*** Opening MATERIALS PROVIDED ***

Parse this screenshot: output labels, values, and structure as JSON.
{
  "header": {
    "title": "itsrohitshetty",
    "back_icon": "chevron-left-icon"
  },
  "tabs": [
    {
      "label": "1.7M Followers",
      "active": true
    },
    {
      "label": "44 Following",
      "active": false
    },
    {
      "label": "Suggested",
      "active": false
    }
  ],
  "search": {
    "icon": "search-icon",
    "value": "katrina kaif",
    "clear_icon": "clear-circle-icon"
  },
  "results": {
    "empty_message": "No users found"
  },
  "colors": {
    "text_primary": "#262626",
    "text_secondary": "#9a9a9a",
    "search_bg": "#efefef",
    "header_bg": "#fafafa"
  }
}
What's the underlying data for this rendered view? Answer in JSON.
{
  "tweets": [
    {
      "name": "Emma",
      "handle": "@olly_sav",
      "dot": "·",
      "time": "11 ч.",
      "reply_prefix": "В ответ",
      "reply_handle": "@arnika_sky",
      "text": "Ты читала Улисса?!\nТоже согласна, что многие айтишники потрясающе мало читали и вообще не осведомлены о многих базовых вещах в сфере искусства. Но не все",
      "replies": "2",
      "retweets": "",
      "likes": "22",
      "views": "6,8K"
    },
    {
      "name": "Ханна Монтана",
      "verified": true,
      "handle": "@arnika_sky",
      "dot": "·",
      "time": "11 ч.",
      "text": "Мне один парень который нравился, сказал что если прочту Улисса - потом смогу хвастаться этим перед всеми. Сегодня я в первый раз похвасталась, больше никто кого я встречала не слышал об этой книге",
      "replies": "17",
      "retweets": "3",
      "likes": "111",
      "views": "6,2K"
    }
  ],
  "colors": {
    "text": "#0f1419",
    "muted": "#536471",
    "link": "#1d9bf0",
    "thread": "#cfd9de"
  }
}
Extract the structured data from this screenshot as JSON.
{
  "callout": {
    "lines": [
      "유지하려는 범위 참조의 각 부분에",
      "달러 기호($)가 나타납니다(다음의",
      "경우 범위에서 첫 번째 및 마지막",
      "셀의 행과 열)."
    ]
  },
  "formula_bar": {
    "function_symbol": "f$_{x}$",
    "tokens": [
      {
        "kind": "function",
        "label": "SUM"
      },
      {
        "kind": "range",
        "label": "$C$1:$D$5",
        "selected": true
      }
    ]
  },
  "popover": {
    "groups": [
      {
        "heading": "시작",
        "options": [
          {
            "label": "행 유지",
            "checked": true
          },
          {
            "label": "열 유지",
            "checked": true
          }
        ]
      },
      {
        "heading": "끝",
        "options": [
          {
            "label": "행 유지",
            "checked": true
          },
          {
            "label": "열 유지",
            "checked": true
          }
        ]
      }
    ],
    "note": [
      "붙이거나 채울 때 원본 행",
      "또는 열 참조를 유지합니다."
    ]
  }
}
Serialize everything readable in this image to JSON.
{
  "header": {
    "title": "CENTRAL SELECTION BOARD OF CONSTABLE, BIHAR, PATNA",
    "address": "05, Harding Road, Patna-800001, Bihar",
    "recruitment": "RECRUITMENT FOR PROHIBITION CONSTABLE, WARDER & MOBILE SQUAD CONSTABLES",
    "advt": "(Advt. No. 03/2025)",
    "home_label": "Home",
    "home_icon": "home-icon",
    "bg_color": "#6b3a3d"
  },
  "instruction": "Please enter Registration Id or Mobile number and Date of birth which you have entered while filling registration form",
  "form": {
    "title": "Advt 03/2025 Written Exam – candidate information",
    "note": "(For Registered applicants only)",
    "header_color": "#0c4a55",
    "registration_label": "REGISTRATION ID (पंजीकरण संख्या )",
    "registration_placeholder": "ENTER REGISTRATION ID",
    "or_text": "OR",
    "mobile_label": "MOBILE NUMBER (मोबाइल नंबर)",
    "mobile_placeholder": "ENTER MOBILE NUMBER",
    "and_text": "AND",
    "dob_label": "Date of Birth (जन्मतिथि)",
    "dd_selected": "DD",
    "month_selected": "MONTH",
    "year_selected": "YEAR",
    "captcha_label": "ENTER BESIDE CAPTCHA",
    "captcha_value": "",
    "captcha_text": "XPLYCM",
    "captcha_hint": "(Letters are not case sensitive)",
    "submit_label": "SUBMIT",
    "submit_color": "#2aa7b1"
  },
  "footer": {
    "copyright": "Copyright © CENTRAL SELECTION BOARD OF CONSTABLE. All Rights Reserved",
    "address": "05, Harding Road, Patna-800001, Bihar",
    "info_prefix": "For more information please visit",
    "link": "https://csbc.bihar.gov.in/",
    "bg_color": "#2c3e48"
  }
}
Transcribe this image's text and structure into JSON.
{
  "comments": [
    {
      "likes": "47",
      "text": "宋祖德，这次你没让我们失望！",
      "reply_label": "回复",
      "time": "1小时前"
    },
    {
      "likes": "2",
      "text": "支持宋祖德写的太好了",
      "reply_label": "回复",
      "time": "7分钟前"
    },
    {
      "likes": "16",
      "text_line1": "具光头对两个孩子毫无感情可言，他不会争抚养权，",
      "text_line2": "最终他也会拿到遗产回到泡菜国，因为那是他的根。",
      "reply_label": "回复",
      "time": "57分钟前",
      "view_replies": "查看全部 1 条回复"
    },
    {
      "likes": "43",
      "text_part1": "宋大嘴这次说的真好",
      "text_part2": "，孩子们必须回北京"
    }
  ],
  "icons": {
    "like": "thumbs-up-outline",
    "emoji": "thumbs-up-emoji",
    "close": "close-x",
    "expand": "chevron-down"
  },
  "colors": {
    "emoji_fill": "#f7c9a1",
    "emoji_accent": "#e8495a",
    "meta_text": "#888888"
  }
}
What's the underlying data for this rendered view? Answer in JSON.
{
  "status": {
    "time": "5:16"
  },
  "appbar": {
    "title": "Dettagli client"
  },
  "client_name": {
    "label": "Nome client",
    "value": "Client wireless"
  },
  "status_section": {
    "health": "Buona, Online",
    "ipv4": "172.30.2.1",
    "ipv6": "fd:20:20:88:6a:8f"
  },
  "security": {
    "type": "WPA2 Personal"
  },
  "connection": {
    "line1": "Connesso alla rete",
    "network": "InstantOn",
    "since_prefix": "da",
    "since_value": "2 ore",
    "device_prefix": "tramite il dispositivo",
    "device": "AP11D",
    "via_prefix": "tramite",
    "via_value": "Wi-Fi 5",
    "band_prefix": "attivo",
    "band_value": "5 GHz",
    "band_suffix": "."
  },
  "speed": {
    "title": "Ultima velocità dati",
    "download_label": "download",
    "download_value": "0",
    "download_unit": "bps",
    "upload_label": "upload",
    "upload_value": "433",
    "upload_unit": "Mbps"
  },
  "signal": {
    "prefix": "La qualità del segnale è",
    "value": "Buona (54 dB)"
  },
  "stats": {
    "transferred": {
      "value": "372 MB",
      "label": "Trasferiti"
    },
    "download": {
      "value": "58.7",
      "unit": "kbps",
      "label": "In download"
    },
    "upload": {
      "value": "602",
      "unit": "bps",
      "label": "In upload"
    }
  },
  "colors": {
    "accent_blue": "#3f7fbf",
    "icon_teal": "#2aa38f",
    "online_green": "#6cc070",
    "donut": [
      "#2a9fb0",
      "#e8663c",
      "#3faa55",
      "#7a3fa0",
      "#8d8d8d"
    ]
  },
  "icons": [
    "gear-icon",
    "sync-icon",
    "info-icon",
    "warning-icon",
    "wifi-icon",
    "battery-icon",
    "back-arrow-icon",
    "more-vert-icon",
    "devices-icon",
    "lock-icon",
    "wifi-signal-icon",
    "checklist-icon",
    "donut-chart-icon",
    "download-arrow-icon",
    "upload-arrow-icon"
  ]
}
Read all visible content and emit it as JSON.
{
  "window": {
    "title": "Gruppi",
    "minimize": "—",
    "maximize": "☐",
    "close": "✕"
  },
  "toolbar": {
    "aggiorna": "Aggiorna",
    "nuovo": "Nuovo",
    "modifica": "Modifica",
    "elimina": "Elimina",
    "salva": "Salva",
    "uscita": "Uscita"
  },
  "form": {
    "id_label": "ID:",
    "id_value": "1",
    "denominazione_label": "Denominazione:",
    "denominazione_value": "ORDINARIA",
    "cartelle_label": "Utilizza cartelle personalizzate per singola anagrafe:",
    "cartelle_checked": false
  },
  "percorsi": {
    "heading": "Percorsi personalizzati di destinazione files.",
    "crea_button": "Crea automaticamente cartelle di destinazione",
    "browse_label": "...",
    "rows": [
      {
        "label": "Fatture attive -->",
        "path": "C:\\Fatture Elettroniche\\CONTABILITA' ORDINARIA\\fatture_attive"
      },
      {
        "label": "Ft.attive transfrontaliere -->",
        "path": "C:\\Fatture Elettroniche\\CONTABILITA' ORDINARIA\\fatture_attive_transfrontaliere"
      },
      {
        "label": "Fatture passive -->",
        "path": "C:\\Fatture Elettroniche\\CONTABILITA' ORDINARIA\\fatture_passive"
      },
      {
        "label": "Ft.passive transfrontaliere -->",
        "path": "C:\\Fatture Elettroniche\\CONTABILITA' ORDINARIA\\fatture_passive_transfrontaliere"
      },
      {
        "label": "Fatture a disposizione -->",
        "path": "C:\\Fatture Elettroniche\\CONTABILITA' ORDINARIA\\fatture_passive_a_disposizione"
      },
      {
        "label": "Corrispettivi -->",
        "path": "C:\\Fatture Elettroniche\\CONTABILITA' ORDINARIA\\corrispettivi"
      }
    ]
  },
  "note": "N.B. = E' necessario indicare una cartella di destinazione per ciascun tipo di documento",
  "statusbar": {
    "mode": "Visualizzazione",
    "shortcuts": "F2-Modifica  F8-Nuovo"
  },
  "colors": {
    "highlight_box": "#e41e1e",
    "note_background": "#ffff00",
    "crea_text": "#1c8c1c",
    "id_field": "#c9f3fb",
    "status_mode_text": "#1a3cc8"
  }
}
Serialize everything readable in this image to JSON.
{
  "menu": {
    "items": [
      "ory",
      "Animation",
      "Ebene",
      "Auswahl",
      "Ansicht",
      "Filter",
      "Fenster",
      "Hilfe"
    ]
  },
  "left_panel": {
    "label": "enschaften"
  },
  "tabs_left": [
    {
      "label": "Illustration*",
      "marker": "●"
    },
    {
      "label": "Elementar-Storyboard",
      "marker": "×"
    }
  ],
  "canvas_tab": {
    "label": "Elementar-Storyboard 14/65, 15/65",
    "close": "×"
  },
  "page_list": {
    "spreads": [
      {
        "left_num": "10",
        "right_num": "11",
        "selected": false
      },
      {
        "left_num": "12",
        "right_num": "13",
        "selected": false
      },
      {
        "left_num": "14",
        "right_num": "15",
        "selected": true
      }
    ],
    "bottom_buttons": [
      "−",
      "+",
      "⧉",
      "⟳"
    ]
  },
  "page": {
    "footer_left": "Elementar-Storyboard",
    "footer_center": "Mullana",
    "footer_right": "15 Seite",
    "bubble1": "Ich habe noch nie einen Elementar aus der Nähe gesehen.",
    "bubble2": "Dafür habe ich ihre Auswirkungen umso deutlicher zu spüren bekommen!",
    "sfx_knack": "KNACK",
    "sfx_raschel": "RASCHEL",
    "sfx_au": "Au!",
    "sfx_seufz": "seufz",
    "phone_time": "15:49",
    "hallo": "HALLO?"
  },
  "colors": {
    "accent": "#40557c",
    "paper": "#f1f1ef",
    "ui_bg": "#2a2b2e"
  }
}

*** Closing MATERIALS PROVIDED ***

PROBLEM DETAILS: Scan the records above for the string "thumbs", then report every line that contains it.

OUTPUT:
    "like": "thumbs-up-outline",
    "emoji": "thumbs-up-emoji",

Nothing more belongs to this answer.